The first time I watched it, it greatly annoyed me. That is because I expected it to and I wanted it to because of what I had heard about it. As my sister watched it more and more times, I saw parts of it and started liking some of the songs. (Yeah, that's right.) Then I was impressed with the dancing. Really impressed. This made-for-TV movie doesn't feature a greatly impressive plot, polished editing, or perfection, but what it has is honesty. This is High School Musical before the "HSM franchise" and popularity. It is a Disney Channel Original Movie. It's real. I don't like this movie because of the popularity, but for what it is. For the fact that it promotes the arts, and doing a little of everything, and its anti-clique attitude.

High School Musical shows that song and dance aren't lame. The dancing and songs are polished and practiced and downright impressive. The actors (especially Zac Efron and Vanessa Hudgens) have chemistry. [Their on screen chemistry led to a relationship...] That chemistry was missing in HSM3.

Well, that's all I have for you tonight...

High School Musical runs 98 minutes and is rated TV-G (definitely a family film). I give it 8 ramheads out of 10 for being real and for not selling out (yet).

Thursday, July 15, 2010

Arvy and age-travel

This week I watched a couple of mildly popular films that my siblings got from the library. Here's a quick rundown:

The first one, RV (2006) stars Robin Williams in a slap-stick comedy about family, RVing, and life. It is a cheesy emotional family film wrapped in slap-stick humor. It was pretty funny, pretty ridiculous, and entertaing. It was not, though, amazing. It will entertain you, but won't make you feel like you just watched something awesome. It is rated PG and runs 99 minutes. I give it an average 5 ramheads out of 10.The second one I watched, 17 Again (2009) stars Zac Efron in a cheesy, predictable yet entertaining family-comedy. Efron does a great job. Period. This film is packed with awkward funny moments, the kind in Harry Potter and the Half-Blood Prince and I loved them. There are a few cheesy effects, but otherwise this is a funny, nice movie.

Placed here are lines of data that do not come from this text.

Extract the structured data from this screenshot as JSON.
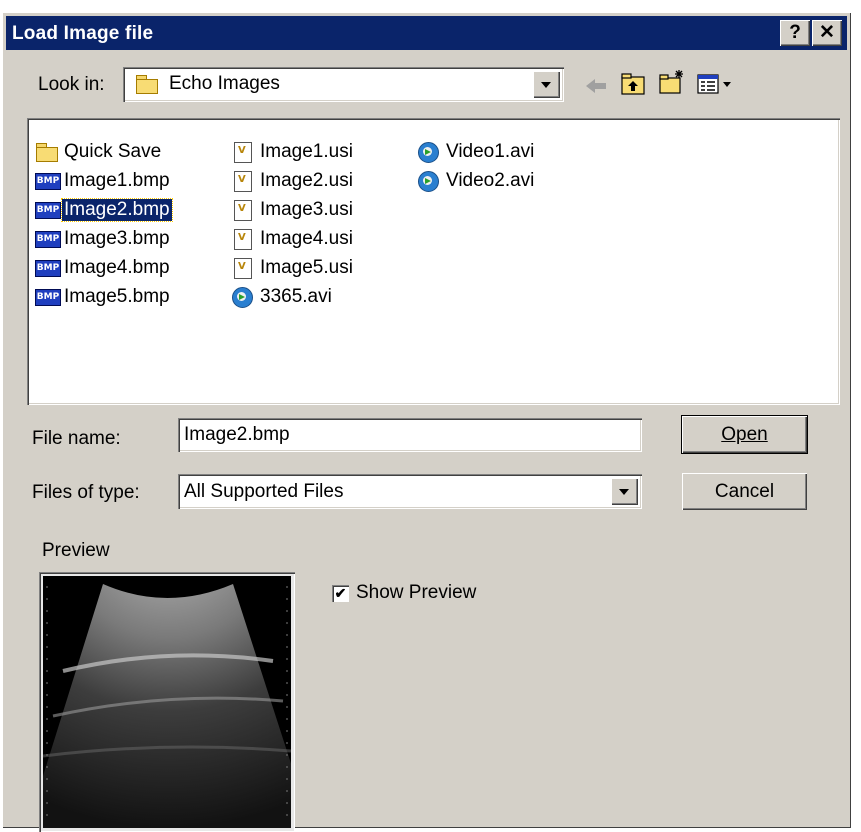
{
  "window": {
    "title": "Load Image file",
    "help_label": "?",
    "close_label": "✕"
  },
  "lookin": {
    "label": "Look in:",
    "value": "Echo Images"
  },
  "files": {
    "col1": [
      {
        "name": "Quick Save",
        "icon": "folder-icon"
      },
      {
        "name": "Image1.bmp",
        "icon": "bmp-file-icon"
      },
      {
        "name": "Image2.bmp",
        "icon": "bmp-file-icon",
        "selected": true
      },
      {
        "name": "Image3.bmp",
        "icon": "bmp-file-icon"
      },
      {
        "name": "Image4.bmp",
        "icon": "bmp-file-icon"
      },
      {
        "name": "Image5.bmp",
        "icon": "bmp-file-icon"
      }
    ],
    "col2": [
      {
        "name": "Image1.usi",
        "icon": "usi-file-icon"
      },
      {
        "name": "Image2.usi",
        "icon": "usi-file-icon"
      },
      {
        "name": "Image3.usi",
        "icon": "usi-file-icon"
      },
      {
        "name": "Image4.usi",
        "icon": "usi-file-icon"
      },
      {
        "name": "Image5.usi",
        "icon": "usi-file-icon"
      },
      {
        "name": "3365.avi",
        "icon": "avi-file-icon"
      }
    ],
    "col3": [
      {
        "name": "Video1.avi",
        "icon": "avi-file-icon"
      },
      {
        "name": "Video2.avi",
        "icon": "avi-file-icon"
      }
    ],
    "bmp_badge": "BMP"
  },
  "filename": {
    "label": "File name:",
    "value": "Image2.bmp"
  },
  "filetype": {
    "label": "Files of type:",
    "value": "All Supported Files"
  },
  "buttons": {
    "open": "Open",
    "cancel": "Cancel"
  },
  "preview": {
    "label": "Preview",
    "show_label": "Show Preview",
    "checked": true,
    "checkmark": "✔"
  },
  "colors": {
    "titlebar": "#0a246a",
    "face": "#d4d0c8",
    "selection": "#0a246a"
  }
}
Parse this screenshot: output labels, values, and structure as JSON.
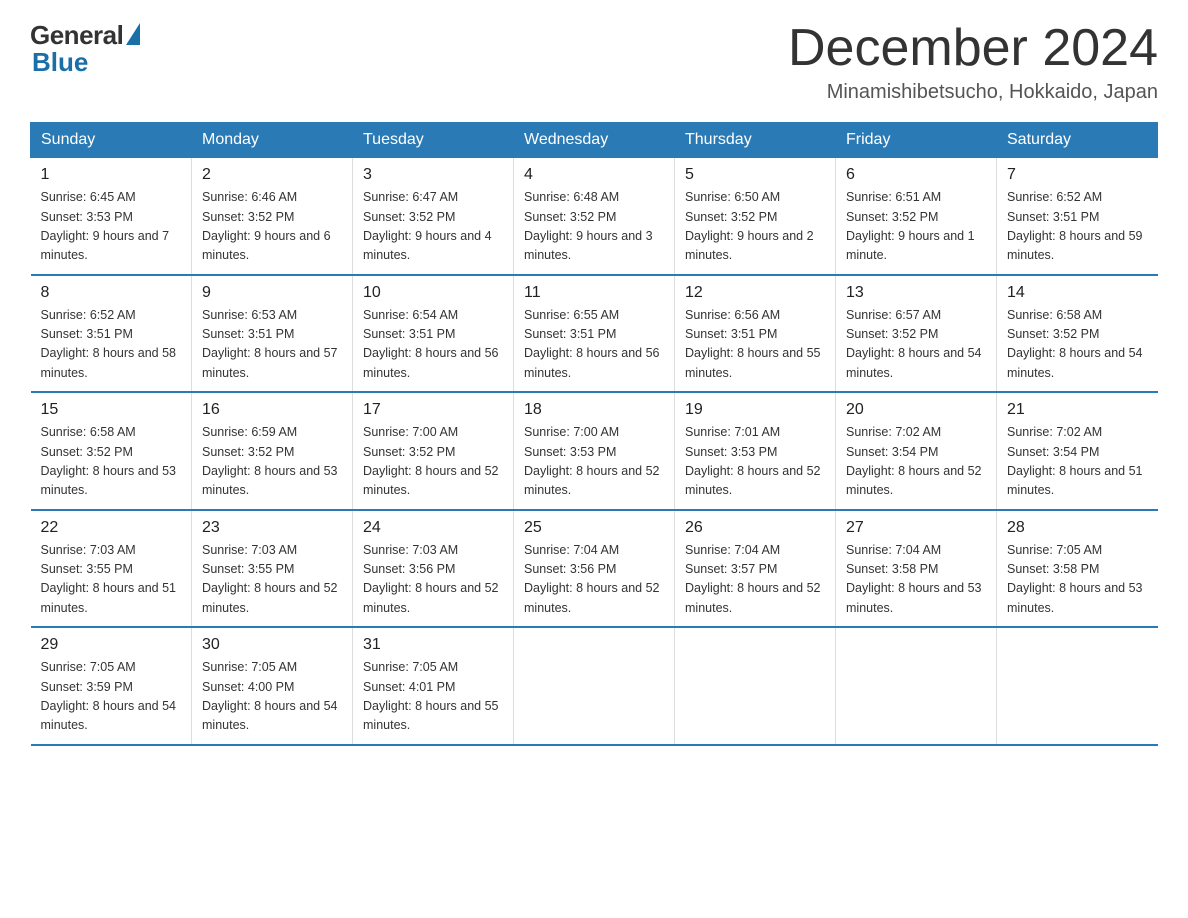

It runs 102 minutes and is rated PG-13 (barely). I give it a likeable 7 ramheads out of 10.

Tuesday, July 13, 2010

Here's a quick plug for some SWEET music

Listen to Sweet Diss and the Comebacks. They are from Seattle, they love The Office, and they play good music. Check them out on MySpace: or download an album at this link:

Also, makes sure to Like them on Facebook:

Here's a sample of their music (It's called Jimmy in a Well ;):

Saturday, July 3, 2010

Watch out Pinocchio

Here's another quicky review:

Bicentennial Man (1999) is a modern day Pinocchio. Robin Williams plays Andrew, an android that has innate personality, emotions, and capability to love. Encouraged by Sir (Sam Neill) he learns how to be human, makes millions of dollars, and eventually requests freedom (which happens to be one of the themes). This film makes one think about the important things in life. Long story short, I love this sci-fi Robin Williams epic.

Bicentennial Man runs 132 minutes and is rated PG. Definitely a family film. I give it 8 ramheads out of 10 (it's not perfect, but very good).